**ACTION ITEM**
All lines in the data bearing the string "Evaluation" should be identified and copied.

**STUDY MATERIAL**
******************************
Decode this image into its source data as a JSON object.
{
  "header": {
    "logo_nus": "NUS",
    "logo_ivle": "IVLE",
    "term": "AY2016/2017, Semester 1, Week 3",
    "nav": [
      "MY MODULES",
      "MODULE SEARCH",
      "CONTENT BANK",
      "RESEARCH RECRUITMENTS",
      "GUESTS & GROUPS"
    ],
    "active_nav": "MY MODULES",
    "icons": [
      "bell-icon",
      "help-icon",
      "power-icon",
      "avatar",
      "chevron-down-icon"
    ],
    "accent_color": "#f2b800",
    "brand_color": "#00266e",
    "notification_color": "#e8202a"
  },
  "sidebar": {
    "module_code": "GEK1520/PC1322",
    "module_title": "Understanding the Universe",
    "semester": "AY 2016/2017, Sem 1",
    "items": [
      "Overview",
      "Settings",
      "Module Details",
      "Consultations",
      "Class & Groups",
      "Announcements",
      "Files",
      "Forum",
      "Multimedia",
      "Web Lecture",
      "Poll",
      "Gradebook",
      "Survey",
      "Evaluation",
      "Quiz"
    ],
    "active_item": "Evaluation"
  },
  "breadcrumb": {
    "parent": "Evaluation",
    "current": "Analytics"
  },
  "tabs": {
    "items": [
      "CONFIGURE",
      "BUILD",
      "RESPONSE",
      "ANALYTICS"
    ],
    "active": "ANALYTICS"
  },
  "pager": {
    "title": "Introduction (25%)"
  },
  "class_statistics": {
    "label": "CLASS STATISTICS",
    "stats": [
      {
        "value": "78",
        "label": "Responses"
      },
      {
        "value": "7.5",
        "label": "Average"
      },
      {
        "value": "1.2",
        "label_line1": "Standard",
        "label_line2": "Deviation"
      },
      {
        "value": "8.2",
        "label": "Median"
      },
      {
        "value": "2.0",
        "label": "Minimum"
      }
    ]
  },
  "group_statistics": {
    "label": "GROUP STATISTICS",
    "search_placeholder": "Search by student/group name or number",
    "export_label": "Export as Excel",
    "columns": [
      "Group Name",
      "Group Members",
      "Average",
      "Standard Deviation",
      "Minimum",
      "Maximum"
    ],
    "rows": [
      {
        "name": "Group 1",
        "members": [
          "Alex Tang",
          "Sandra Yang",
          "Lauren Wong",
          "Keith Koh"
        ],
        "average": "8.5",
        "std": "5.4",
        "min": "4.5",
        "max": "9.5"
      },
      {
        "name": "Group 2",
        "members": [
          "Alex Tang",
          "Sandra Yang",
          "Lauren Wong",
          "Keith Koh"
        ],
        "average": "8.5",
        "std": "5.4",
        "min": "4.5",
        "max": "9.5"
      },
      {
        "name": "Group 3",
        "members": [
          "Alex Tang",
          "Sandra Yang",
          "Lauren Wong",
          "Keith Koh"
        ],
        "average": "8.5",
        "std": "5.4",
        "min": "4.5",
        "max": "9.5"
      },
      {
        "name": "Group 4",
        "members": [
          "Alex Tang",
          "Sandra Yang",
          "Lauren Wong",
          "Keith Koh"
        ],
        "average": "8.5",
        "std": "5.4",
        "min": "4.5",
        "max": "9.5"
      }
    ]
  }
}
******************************
**RESPONSE AREA**
      "Evaluation",
    "active_item": "Evaluation"
    "parent": "Evaluation",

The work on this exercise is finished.